Pensacola Mayor Grover Robinson hosted a Facebook Live Thursday evening and invited mothers who has lost sons to gun violence to talk about their experiences.
“It’s been eight years and it’s not easy to standing up here today,” said Cindy Martin as she hugged a framed photo of her son, Matthew Cox, who was shot and killed in a robbery in 2012. “Every time I see another mother … or a child get killed, it hurts me. Make it easy for us — put the guns down.”
Since her son was killed, Martin has been an activist with the grassroots organization Moms Demand Action. She urged anyone watching the live feed to report anything they know about unsolved murders and not take matters into their own hands.
After a steady increase of shootings in the area, Pensacola officials have been working on solutions to stop gun violence. Last year, Robinson asked the federal government to help form a joint task force. During Thursday’s live video, Mayor Robinson did not take questions from anyone watching from home. He did acknowledge that city and county officials are working to build more economic opportunities in construction and aviation to help people “find a different path.”
But gun violence is still an ongoing issue, as evidenced by Lashunda Dortch, who just lost her 19-year-old son Ke’Avian Sanders last week at the Platinum Club.
“He still had his whole life ahead of him,” she said fighting back tears. “He was only going out to have fun with his friends. I didn’t think when I got that call that night that I wasn’t going to see him no more after he walked out of my house.”
“My baby is gone.”
Rosa Dukes, mother of Broderick Johnson who was shot in 2011, urged people to think about how many lives are affected by a shooting.
“(Broderick) left behind a 5-year-old son,” said Dukes. “My grandson is now asking me questions I don’t have answers to.”
“Think about what you’re doing before you pick up that gun, and put some love in your life.”
Newly elected District 7 Councilman Delarian Wiggins also spoke saying “cease fire, cease fire, cease fire.”
Wiggins said it’s tough not to be “emotional and frustrated” by gun violence. He, too, urged anyone to come forward about unsolved gun violence cases. He also shared that the average age of people in the community involved with gun violence is younger than 25.
“Young men in our community — I’m asking you to cease fire,” he said. “Let’s come up with a better way.”

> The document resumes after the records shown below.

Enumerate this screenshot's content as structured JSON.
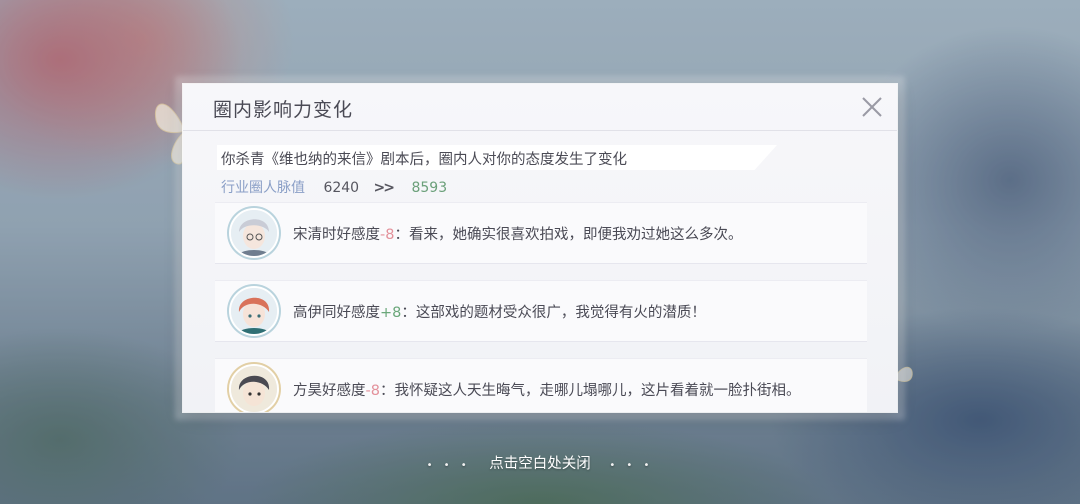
{
  "dialog": {
    "title": "圈内影响力变化",
    "subtitle": "你杀青《维也纳的来信》剧本后，圈内人对你的态度发生了变化",
    "metric": {
      "label": "行业圈人脉值",
      "old_value": "6240",
      "arrow": ">>",
      "new_value": "8593"
    },
    "items": [
      {
        "name": "宋清时好感度",
        "delta": "-8",
        "delta_type": "negative",
        "sep": "：",
        "quote": "看来，她确实很喜欢拍戏，即便我劝过她这么多次。"
      },
      {
        "name": "高伊同好感度",
        "delta": "+8",
        "delta_type": "positive",
        "sep": "：",
        "quote": "这部戏的题材受众很广，我觉得有火的潜质！"
      },
      {
        "name": "方昊好感度",
        "delta": "-8",
        "delta_type": "negative",
        "sep": "：",
        "quote": "我怀疑这人天生晦气，走哪儿塌哪儿，这片看着就一脸扑街相。"
      }
    ]
  },
  "footer": {
    "hint": "点击空白处关闭",
    "dots_left": "• • •",
    "dots_right": "• • •"
  },
  "colors": {
    "positive": "#6aa77a",
    "negative": "#e3919b",
    "label_blue": "#8a9fc7"
  },
  "icons": [
    "close-icon",
    "avatar-song",
    "avatar-gao",
    "avatar-fang",
    "butterfly-icon"
  ]
}
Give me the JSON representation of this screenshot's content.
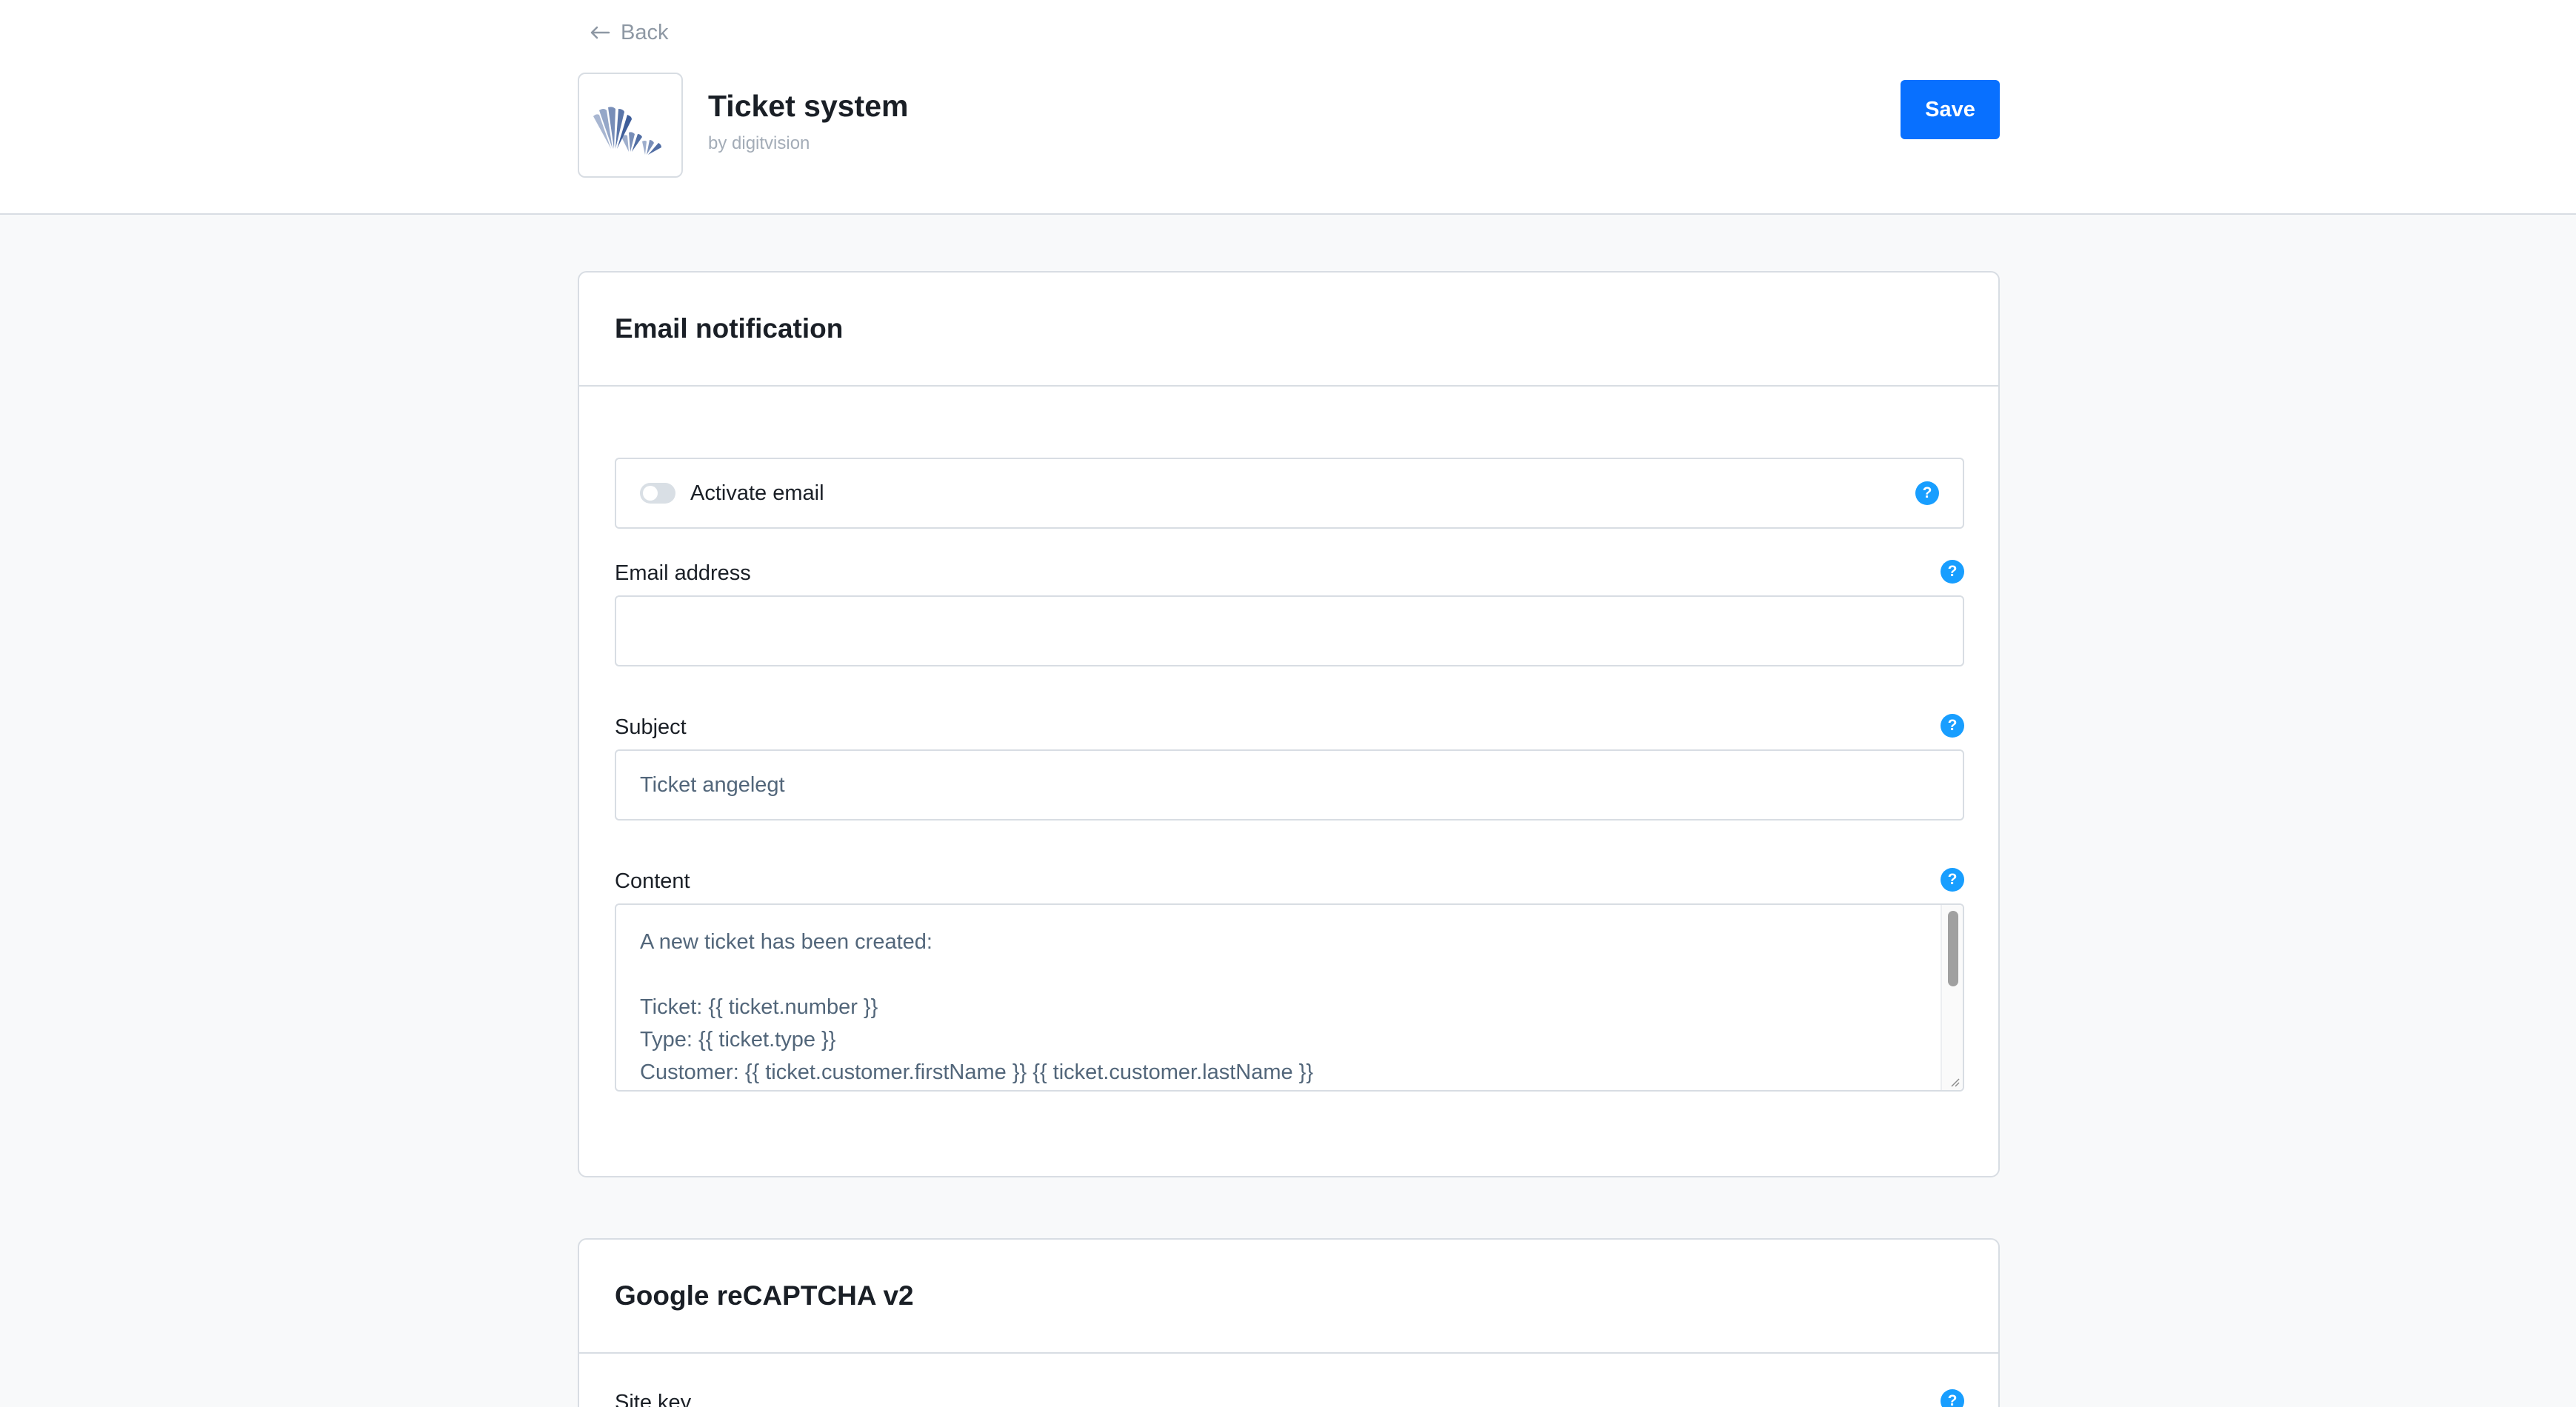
{
  "header": {
    "back_label": "Back",
    "app_title": "Ticket system",
    "app_byline": "by digitvision",
    "save_label": "Save"
  },
  "email_card": {
    "title": "Email notification",
    "activate_email": {
      "label": "Activate email",
      "enabled": false
    },
    "email_address": {
      "label": "Email address",
      "value": ""
    },
    "subject": {
      "label": "Subject",
      "value": "Ticket angelegt"
    },
    "content": {
      "label": "Content",
      "lines": [
        "A new ticket has been created:",
        "",
        "Ticket: {{ ticket.number }}",
        "Type: {{ ticket.type }}",
        "Customer: {{ ticket.customer.firstName }} {{ ticket.customer.lastName }}"
      ]
    },
    "help_glyph": "?"
  },
  "recaptcha_card": {
    "title": "Google reCAPTCHA v2",
    "site_key": {
      "label": "Site key"
    }
  },
  "colors": {
    "accent": "#0870ff",
    "help": "#189eff",
    "border": "#d8dde3",
    "page_bg": "#f8f9fa"
  },
  "icons": {
    "back": "arrow-left-icon",
    "help": "question-circle-icon",
    "logo": "digitvision-logo"
  }
}
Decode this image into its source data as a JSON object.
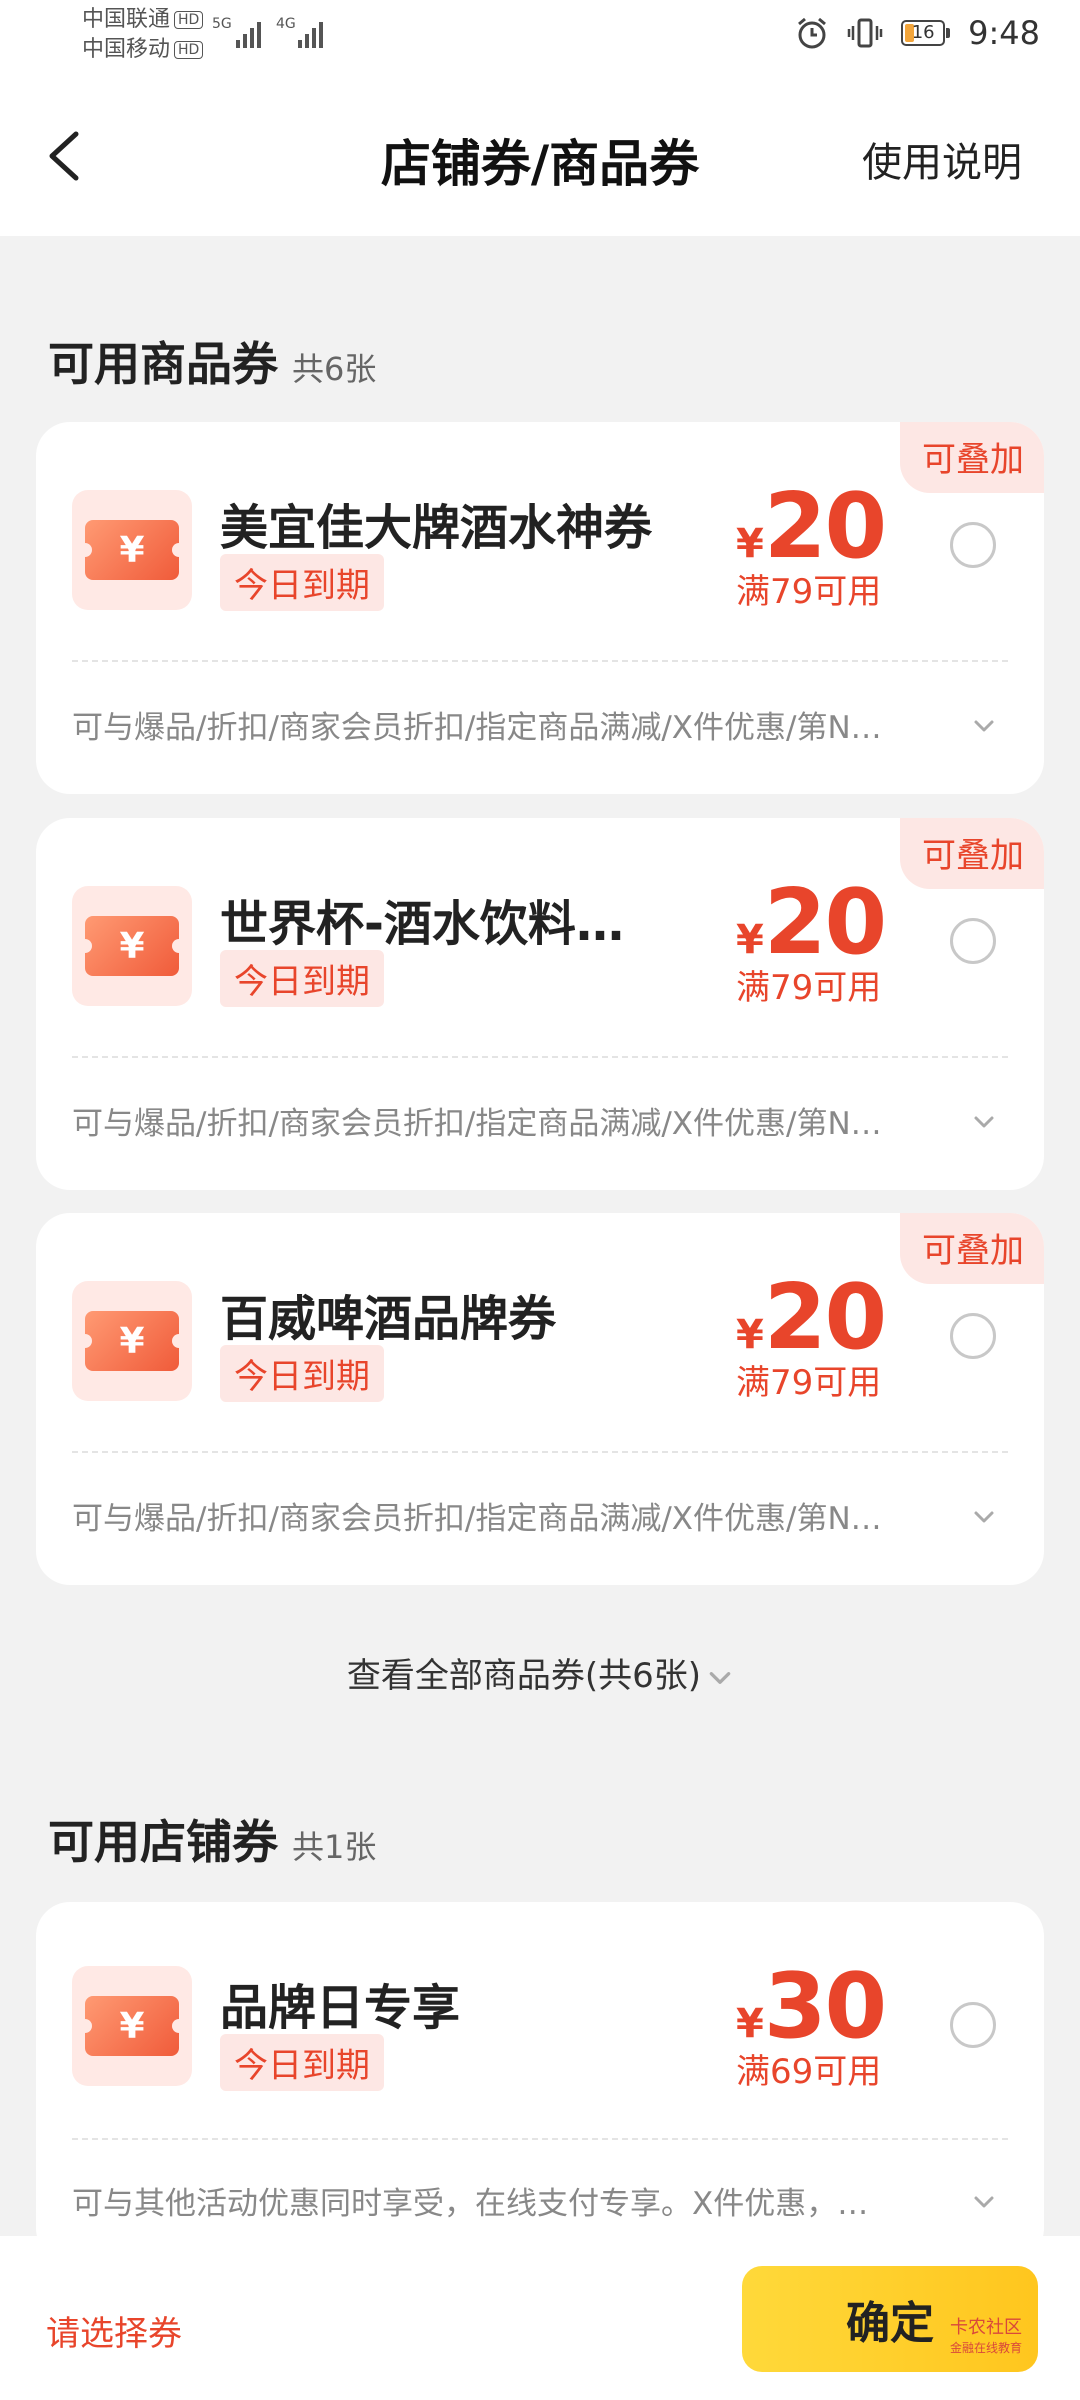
{
  "status_bar": {
    "carrier_1": "中国联通",
    "carrier_2": "中国移动",
    "hd_badge": "HD",
    "net_1": "5G",
    "net_2": "4G",
    "battery_level": "16",
    "time": "9:48"
  },
  "nav": {
    "title": "店铺券/商品券",
    "right_link": "使用说明"
  },
  "product_section": {
    "title": "可用商品券",
    "count": "共6张",
    "coupons": [
      {
        "tag": "可叠加",
        "name": "美宜佳大牌酒水神券",
        "expiry": "今日到期",
        "currency": "¥",
        "amount": "20",
        "condition": "满79可用",
        "description": "可与爆品/折扣/商家会员折扣/指定商品满减/X件优惠/第N…"
      },
      {
        "tag": "可叠加",
        "name": "世界杯-酒水饮料食…",
        "expiry": "今日到期",
        "currency": "¥",
        "amount": "20",
        "condition": "满79可用",
        "description": "可与爆品/折扣/商家会员折扣/指定商品满减/X件优惠/第N…"
      },
      {
        "tag": "可叠加",
        "name": "百威啤酒品牌券",
        "expiry": "今日到期",
        "currency": "¥",
        "amount": "20",
        "condition": "满79可用",
        "description": "可与爆品/折扣/商家会员折扣/指定商品满减/X件优惠/第N…"
      }
    ],
    "view_all": "查看全部商品券(共6张)"
  },
  "store_section": {
    "title": "可用店铺券",
    "count": "共1张",
    "coupons": [
      {
        "name": "品牌日专享",
        "expiry": "今日到期",
        "currency": "¥",
        "amount": "30",
        "condition": "满69可用",
        "description": "可与其他活动优惠同时享受，在线支付专享。X件优惠，…"
      }
    ]
  },
  "bottom": {
    "choose_label": "请选择券",
    "confirm_label": "确定",
    "watermark_1": "卡农社区",
    "watermark_2": "金融在线教育"
  },
  "colors": {
    "accent": "#e8452b",
    "confirm": "#ffcc22",
    "background": "#f2f2f2"
  }
}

To report crimes, call the city of Pensacola Police Department at 435-1965. You can also report anonymously to Crime Stoppers at 433-STOP (7867) or fill out an anonymous tip form at pensacolapolice.com.